Article published in The Review of Keynesian Economics.
We examine to which extent the Keen model (Keen 1995) is a faithful modelling of Minsky’s Finance Instability Hypothesis. We focus on debt, money, and debt-induced crisis. We propose a clear interpretation of the debt: households lend unconsumed income to firms to finance their investments, and money creation is not necessary. We offer a detailed description of the economic collapse and analyse its causes thanks to numerical experiments. The crisis is triggered by profits squeezed by wages and not by debt overhang.
We test alternative assumptions on the investors’ behaviour to show that behaviour at very low profits is fundamental. We conclude that the Keen crisis has few Minskian flavours.
Keywords: Keen model, financial crisis, Minsky, endogenous money, investment, debt.

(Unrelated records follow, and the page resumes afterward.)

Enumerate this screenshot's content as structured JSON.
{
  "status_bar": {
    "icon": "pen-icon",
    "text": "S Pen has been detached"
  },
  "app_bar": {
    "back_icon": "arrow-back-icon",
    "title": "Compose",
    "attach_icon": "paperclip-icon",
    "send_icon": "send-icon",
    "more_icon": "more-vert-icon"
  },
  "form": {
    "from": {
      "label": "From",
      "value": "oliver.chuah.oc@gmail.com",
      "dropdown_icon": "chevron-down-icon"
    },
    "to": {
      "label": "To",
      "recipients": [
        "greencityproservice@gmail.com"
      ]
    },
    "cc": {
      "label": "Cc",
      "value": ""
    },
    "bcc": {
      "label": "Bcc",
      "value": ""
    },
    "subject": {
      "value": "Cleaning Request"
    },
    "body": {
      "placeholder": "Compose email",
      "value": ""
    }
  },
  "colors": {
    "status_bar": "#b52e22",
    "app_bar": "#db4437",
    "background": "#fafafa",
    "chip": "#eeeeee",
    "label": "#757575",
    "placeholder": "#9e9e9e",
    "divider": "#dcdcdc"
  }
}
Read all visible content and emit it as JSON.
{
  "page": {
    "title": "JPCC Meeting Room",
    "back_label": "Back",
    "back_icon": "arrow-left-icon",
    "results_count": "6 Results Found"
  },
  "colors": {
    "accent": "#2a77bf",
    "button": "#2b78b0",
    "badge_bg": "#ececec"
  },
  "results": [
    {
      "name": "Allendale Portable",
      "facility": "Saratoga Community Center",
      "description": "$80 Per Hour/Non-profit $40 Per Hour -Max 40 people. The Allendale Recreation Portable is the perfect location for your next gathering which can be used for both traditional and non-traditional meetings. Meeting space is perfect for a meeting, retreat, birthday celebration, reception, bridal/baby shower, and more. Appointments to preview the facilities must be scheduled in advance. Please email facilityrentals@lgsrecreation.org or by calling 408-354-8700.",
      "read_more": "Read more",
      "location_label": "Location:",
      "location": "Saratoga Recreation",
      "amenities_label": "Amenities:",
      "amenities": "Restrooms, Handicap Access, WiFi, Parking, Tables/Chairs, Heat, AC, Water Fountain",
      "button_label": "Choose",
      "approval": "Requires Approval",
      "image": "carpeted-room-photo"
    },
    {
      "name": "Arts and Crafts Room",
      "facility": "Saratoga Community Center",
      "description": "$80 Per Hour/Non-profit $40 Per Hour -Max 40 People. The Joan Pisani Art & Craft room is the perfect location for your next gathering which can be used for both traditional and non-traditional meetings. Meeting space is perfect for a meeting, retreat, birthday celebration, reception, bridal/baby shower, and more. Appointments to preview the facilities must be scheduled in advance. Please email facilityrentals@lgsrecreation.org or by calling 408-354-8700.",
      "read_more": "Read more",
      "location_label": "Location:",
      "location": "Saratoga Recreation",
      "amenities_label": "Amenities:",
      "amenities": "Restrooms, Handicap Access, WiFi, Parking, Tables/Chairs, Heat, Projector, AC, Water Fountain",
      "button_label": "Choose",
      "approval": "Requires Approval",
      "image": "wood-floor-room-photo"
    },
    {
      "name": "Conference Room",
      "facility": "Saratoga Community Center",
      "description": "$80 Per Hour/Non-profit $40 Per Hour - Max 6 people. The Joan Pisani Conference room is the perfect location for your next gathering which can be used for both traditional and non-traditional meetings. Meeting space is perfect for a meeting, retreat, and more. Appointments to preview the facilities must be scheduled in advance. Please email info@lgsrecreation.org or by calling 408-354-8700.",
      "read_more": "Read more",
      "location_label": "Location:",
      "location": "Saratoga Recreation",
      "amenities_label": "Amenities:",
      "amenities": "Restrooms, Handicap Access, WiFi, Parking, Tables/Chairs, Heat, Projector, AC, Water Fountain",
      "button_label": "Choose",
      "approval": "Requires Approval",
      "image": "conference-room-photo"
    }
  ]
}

A first version of an econometric SFC model of the French economy based on the accumulation accounts from INSEE and on the financial accounts of the Bank of France has been presented (Mazier and Reyes, 2022). It provides the overall structure, the main equations and the basic properties of the model. This paper is...